A Clash of Swords

Combat is a significant part of both the novel Snow Crash and the game Lord of the Rings Online, but it is implemented in very different ways. Sword-fighting is used in both, but that’s just about the only similarity between the two. In Snow Crash, the combat is like an art form, with both combatants using various strategies and complex movements. In LOTRO, the combat is much more simple, with the character having a smaller repertoire of possible attacks. This makes combat a much simpler affair than in Snow Crash. Another major difference is that in Snow Crash, the characters not fighting in real life, just in the metaverse. This detracts from its intensity somewhat, making it more like a “video game” for Hiro.
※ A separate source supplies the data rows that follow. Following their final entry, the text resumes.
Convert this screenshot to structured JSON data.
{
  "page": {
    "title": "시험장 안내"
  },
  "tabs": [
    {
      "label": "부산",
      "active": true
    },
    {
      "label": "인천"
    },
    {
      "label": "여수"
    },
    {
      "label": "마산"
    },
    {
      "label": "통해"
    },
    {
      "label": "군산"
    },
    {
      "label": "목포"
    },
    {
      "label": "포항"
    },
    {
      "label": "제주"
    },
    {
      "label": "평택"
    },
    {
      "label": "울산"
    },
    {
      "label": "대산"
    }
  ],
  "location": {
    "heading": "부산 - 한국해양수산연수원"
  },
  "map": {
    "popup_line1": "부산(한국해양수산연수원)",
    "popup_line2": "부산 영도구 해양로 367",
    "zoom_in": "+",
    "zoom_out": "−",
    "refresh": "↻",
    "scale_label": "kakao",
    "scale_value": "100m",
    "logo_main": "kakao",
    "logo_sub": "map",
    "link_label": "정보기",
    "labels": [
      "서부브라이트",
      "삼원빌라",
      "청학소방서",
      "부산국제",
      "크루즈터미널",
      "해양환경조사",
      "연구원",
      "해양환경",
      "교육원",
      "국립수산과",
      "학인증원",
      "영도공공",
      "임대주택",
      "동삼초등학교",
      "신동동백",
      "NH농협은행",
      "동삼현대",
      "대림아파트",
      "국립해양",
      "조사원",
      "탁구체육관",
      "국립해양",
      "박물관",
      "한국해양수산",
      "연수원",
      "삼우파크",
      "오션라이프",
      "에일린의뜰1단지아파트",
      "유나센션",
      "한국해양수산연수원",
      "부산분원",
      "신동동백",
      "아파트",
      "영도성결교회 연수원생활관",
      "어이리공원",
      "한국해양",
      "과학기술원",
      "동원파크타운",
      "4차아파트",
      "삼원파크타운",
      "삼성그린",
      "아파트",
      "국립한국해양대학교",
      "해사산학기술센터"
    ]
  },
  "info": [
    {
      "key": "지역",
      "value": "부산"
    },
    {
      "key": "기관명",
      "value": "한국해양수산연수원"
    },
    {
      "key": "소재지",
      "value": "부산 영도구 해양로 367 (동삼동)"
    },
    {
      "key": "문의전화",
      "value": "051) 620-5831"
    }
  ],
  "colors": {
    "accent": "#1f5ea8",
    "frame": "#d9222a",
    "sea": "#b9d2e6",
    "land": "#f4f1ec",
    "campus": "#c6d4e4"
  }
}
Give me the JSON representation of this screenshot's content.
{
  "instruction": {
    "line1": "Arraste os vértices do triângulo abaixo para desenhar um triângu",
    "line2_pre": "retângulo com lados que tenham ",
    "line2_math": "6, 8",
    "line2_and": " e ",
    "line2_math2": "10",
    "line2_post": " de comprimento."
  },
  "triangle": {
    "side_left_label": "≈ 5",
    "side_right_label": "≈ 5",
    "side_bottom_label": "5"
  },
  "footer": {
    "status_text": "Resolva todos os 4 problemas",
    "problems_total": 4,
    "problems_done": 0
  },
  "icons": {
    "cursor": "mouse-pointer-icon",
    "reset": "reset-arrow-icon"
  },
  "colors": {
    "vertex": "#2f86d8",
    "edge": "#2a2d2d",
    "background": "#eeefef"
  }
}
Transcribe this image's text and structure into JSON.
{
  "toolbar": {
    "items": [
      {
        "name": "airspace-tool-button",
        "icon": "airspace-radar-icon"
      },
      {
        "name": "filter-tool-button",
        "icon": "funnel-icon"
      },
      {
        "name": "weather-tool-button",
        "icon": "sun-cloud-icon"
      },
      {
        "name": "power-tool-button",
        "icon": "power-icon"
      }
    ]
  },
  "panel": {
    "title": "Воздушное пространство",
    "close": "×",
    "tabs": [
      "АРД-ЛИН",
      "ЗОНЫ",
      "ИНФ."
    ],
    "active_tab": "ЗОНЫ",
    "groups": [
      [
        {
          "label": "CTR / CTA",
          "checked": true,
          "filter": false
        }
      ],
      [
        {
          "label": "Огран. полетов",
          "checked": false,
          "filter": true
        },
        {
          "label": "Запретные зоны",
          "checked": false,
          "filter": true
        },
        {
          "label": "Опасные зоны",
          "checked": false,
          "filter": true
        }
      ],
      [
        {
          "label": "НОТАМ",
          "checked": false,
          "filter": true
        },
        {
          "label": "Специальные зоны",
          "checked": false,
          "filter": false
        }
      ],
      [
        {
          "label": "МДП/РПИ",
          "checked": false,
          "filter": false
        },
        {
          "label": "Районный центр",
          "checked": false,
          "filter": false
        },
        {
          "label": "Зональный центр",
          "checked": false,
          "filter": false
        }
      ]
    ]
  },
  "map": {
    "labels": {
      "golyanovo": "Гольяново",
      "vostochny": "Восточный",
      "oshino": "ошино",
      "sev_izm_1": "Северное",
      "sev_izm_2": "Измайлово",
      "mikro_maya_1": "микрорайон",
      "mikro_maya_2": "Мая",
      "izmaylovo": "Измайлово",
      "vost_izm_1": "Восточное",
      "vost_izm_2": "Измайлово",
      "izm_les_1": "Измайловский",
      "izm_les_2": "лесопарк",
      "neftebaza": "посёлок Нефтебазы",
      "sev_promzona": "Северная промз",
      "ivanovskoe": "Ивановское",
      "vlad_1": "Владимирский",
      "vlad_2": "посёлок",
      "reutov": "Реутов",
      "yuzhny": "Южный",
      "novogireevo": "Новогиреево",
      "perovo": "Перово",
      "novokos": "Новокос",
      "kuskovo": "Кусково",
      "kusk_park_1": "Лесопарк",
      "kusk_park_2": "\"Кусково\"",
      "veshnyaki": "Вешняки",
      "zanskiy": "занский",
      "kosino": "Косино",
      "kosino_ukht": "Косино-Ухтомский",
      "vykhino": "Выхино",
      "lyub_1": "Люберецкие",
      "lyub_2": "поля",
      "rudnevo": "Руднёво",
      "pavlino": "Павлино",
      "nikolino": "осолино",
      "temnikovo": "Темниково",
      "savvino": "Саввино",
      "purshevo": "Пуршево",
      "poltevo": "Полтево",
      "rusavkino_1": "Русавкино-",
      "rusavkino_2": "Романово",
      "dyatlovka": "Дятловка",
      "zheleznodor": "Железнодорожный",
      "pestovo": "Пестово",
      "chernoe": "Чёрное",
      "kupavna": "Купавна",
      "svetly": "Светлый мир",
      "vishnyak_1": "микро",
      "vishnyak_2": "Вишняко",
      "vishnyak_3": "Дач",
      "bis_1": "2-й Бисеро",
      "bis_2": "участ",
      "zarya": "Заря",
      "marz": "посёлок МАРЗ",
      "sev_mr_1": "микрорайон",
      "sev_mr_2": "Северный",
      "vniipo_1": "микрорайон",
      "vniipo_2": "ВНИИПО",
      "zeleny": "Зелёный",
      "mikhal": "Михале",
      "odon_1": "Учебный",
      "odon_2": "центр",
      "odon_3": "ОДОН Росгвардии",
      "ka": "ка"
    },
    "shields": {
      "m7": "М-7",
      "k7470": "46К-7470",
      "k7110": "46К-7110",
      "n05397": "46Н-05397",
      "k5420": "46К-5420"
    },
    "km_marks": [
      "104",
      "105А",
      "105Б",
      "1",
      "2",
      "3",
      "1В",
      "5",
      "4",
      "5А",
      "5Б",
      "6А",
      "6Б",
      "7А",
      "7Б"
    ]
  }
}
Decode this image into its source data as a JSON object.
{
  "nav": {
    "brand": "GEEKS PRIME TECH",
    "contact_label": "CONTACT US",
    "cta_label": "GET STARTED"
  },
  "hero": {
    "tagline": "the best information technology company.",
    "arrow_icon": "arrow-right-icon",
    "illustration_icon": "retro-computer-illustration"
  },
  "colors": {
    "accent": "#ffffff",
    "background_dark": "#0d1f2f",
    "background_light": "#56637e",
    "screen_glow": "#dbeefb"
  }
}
LOTRO really is a video game, but for my level 6 hobbit, it is a fight for survival as deadly enemies try to end his life.

Also, combat in LOTRO is a more interactive, because you are controlling the character yourself, making you more interested in the outcome of the fight. In the book, you are merely a passive observer, with no vested interested in the outcome unless you want the story to turn out a certain way. However, you are more aware of the medium in LOTRO; there is a low level of “transparency” or “immediacy”. The many icons and buttons, coupled with the awkward turn based combat system, make the player very aware of the fact that he is playing a video game. In the book, the simple interface makes it easier to forget that the story is just from a book.

Combat is certainly a big part of both stories, but I felt it was a bigger part of LOTRO. To get anywhere in the game, you almost certainly have to defeat a few enemies. When I was in the Old Forest and the Barrow-Downs, it felt like the enemies were never-ending and fighting was the only thing I was doing. In the book, the main focus is the plot to stop the virus, with episodes of fighting throughout.

Although combat was interesting for both stories, I personally found it to be more engaging in LOTRO, mainly because you are doing the fighting yourself and it carries much more importance.

– Kashyap Saxena

To Play, Perchance to Battle – Ay There’s the Rub!

Before fully grasping the concepts of the Metaverse in Snow Crash by Neal Stephenson, I imagined the Metaverse as a simple game with small characters similar to a colorless version of the Super Mario Bros. I thought of the game as cartoonish, bleak, and hardly three-dimensional.

This however, is the beauty of imagination.

Though my thoughts where way off target from Stephenson’s particular viewpoint of his own novel, (and everyone else’s viewpoint for that matter) who’s to say my imagined Metaverse wasn’t a well enough assumption?

No one can! My own thoughts and imagination are just as good as the nerdy kid who sits across from me, who thinks he figured out the meaning of life at age 9. I’m entitled to my own thoughts despite how unsound they may be.

I’ve always considered myself to be a dreamer; so living in an imaginary world is very common for me. Like every teenage girl, I liked to dream up my future down to my kids names and birth dates; it’s a chick thing! This is why reading about combat with swords and spears in Snow Crash, is far more engaging to me than virtual combat in LOTRO.

Now that I understand that the Metaverse is actually more of an outgrowth of the Interent and is a fully immersive three-dimensional virtual world, I now imagine the place more like The Matrix or maybe even like Star Wars. (What, I need some type of reference point!)

I imagine the swards and spears clinking together the way lightsabers do, and everyones characters are made out of a million different numbers. The idea of being able to dream up my own battlefield of the Metaverse is simply far more appealing then playing a game like LOTRO where I am limited to killing one thing at a time, using one weapon at a time, and living in one virtual battlefield that has already been designed for me.

Though it is compelling and engaging to battle in LOTRO, (my little hobbit looks so cute taking on the giant Spider) I would much rather have a battle in my head without any boundaries. I can always throw in some other random characters that aren’t even in the book and out of nowhere start slaying dragons. Because that boys and girls is the beauty of imagination; to read, perchance to imagine – ay there’s no rub!